“The deficit era is over,” new CEO Jeff Melanson said in an interview before the TSO’s annual general meeting where it was announced the orchestra posted a modest surplus of $222,349 on revenues of nearly $24 million. It’s a considerable improvement over last year’s deficit of $1.2 million and $800,000 the year before.
“The planned theater has been the subject of one of the most closely watched legal battles in the worlds of classical music and philanthropy, after a major benefactor of the Lucerne Festival, Christof Engelhorn, offered to donate more than $100 million to build it, but died before the money was paid. That led officials from the festival to sue for the money.”

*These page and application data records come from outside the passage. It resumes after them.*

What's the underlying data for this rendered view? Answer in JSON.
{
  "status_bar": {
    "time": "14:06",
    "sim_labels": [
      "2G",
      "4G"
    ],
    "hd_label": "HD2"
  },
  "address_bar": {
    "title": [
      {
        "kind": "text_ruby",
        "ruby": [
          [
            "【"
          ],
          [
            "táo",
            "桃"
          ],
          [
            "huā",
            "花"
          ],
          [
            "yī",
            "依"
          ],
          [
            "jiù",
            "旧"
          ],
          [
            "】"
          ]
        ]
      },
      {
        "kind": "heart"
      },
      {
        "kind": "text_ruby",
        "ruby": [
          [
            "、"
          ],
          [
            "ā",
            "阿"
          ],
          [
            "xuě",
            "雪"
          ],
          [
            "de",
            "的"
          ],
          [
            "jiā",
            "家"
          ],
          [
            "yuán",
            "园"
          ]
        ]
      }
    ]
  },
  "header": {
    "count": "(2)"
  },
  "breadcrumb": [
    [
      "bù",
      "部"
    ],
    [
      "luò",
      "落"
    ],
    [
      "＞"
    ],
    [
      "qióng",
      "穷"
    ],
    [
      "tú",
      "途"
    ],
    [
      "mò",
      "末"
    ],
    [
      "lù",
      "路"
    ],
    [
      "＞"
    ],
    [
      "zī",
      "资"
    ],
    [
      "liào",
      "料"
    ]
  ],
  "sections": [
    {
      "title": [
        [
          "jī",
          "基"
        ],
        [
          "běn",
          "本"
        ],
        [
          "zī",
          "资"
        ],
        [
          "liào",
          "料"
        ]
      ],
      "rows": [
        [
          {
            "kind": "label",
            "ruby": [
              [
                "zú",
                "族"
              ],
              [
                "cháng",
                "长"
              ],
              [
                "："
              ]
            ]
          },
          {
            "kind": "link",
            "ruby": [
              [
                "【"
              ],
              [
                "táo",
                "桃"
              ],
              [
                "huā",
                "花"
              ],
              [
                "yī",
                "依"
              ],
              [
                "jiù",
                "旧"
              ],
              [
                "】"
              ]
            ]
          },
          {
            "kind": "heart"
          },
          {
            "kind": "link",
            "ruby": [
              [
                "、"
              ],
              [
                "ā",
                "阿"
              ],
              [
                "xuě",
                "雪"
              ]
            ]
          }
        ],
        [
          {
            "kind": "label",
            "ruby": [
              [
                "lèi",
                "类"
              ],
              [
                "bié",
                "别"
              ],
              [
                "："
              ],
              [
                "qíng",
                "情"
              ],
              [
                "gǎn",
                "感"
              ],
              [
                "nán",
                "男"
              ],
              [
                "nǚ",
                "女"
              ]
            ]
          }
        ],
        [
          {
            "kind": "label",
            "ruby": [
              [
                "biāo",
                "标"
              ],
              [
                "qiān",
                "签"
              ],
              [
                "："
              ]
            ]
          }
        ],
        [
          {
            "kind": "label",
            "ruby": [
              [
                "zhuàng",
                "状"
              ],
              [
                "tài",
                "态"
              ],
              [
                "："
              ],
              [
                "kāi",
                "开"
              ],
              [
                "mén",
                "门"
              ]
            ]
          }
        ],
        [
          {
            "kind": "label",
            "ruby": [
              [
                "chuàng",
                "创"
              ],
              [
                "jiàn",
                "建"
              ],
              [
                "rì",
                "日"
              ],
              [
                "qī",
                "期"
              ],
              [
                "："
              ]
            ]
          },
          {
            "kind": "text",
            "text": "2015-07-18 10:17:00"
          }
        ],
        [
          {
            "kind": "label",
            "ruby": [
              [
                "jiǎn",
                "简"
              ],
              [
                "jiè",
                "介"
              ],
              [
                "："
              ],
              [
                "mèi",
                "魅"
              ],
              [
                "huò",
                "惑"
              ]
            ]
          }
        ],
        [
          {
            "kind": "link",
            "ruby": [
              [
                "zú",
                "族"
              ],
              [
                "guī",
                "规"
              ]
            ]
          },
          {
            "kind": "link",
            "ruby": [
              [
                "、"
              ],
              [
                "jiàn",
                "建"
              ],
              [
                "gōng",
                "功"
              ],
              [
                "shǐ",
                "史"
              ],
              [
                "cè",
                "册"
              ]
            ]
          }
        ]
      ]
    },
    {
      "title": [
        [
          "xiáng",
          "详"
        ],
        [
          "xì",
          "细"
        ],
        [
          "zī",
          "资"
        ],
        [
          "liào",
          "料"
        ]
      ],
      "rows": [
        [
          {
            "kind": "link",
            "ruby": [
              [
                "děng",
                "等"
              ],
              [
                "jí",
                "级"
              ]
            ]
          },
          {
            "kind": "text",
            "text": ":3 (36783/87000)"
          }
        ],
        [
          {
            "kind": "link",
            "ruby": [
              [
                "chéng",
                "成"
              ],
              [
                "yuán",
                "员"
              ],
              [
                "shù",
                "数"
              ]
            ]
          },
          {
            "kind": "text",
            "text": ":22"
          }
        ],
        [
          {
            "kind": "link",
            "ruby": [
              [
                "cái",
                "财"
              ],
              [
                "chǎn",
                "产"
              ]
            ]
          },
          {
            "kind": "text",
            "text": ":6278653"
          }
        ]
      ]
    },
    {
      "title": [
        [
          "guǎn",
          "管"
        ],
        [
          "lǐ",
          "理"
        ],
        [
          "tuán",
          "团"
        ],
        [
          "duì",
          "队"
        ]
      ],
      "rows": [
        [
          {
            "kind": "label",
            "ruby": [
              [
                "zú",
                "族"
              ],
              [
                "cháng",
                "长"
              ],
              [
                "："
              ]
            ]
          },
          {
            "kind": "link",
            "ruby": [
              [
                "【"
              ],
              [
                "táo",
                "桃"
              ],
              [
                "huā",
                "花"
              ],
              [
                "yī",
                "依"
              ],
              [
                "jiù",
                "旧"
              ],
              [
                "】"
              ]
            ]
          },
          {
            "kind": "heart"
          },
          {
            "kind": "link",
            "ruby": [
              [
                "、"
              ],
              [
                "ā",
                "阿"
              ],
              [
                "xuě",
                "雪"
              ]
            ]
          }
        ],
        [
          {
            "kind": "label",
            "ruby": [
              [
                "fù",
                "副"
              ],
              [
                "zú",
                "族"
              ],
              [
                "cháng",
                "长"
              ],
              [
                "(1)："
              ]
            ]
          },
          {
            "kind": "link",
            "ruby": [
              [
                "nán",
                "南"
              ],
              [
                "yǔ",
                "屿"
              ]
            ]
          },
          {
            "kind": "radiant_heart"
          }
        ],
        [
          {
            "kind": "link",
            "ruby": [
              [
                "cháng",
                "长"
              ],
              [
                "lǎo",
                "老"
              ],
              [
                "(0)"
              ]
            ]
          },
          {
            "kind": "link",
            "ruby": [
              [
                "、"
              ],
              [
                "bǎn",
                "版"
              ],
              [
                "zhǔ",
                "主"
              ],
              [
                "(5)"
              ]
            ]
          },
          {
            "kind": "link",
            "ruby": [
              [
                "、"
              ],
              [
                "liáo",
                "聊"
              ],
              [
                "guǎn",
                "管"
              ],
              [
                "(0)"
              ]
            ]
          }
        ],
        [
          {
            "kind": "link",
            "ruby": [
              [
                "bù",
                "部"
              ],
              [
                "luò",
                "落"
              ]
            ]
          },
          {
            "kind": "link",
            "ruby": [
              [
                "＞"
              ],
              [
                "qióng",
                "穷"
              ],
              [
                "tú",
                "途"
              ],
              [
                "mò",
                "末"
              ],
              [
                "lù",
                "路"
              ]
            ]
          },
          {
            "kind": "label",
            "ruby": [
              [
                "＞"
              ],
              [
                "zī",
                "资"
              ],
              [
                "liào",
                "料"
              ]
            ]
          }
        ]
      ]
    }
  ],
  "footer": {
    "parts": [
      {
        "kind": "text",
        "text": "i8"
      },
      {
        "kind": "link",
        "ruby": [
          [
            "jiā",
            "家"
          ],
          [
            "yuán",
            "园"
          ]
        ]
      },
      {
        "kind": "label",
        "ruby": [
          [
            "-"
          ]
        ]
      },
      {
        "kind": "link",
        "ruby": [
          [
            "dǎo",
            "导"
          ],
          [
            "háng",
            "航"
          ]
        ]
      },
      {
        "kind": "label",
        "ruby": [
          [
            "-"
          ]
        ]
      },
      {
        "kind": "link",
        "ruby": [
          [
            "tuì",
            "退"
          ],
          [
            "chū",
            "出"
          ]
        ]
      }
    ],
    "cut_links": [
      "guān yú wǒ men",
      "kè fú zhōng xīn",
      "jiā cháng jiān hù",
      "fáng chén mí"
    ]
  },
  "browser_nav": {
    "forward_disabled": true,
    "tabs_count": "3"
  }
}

“For all their strengths, new music festivals like Tanglewood or the Bang on a Can Marathon can’t attract the same sort of money (and therefore glamour and press attention) as the Whitney, São Paolo, or Venice biennials. Art, through the biennial, can become particularly symbolic of the flow of global capital—often concretely too, as works are bought and sold. Music, as a time-based art form rooted in experiences rather than in objects, cannot attract the same level of capital investment.”
The company’s previous board and general director abruptly tried to shut down the company last spring, claiming that there was not money or local interest enough to keep it going. But the audited financial statements for that season show an operating deficit of $52,067 on operating expenses of $15.9 million – roughly one-sixth the deficit of the previous season.
“Two months on, the success, not to mention the sheer speed, of the campaign, is impressive. Over 6,000 instruments were handed in to the 700 Oxfam stores acting as collection points. The instruments were then matched to specific requests from 150 primary schools across the UK, and delivered by Yodel. Each school has received up to 20 appropriately-sized instruments.”